The Reformation began in northern and central Europe with reformers such as John Calvin, Henry VIII and Martin Luther. These leaders questioned the Catholic Europe and the Catholic Church's ability to dictate Christian practice for every member of the Church.
These leaders argued that there needed to be a new political distribution of power and that there needed to be a new religious distribution of power. This distribution would go on to trigger wars, persecutions and the Catholic Church's response to the Protestants known as the Counter-Reformation.
Historians say that the Protestant Reformation began in 1517 with Luther's "95 Theses" and did not end until either 1555 with the Peace of Augsburg or 1648 with the Treaty of Westphalia, depending on which historian a person speaks with. The idea behind the Reformation was to purify the church and to call attention to the Bible rather than to tradition. This was not a new idea, but this was the first time that it was used skillfully.

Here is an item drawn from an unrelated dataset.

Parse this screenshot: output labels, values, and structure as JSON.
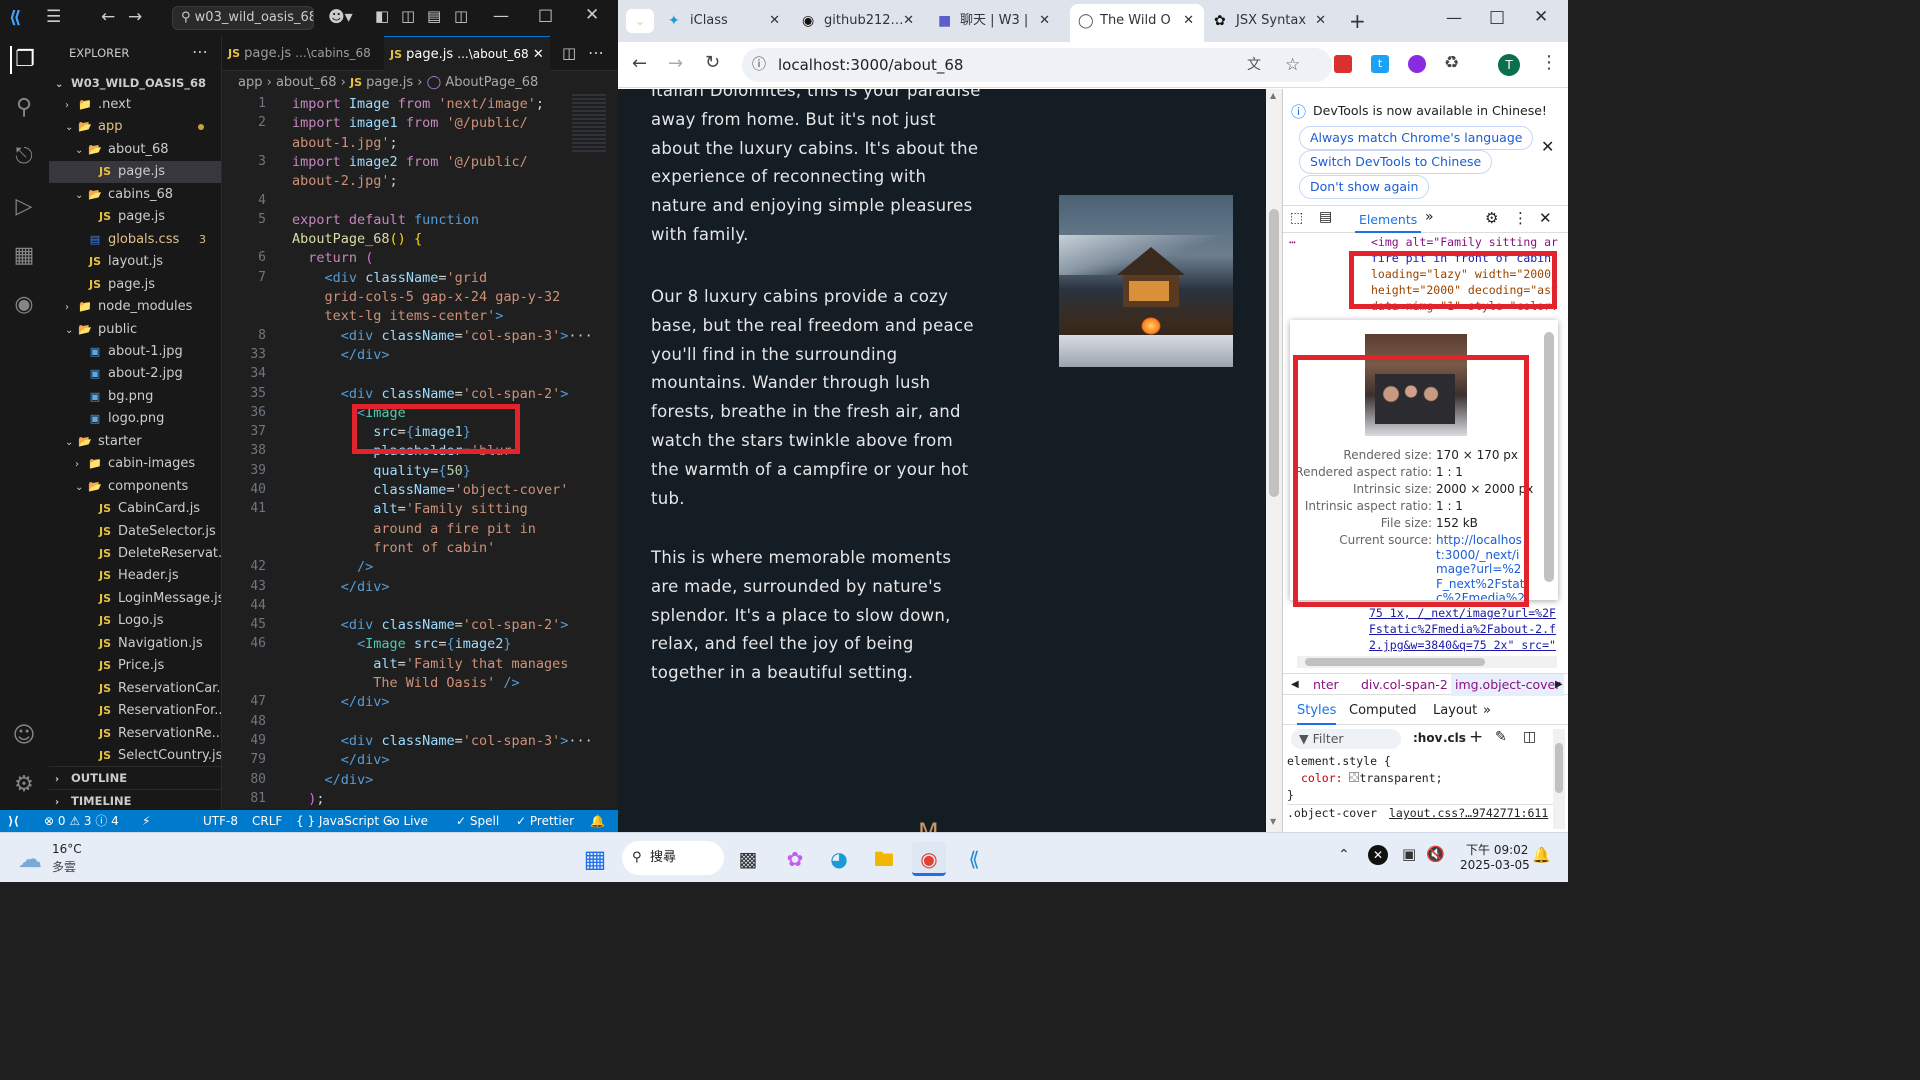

Luther is considered the most prolific of the Reformation leaders and the most successful in terms of spreading his ideas to the public. In the period of 1518 to 1525, Luther published more works than the other 17 most prolific reformers combined.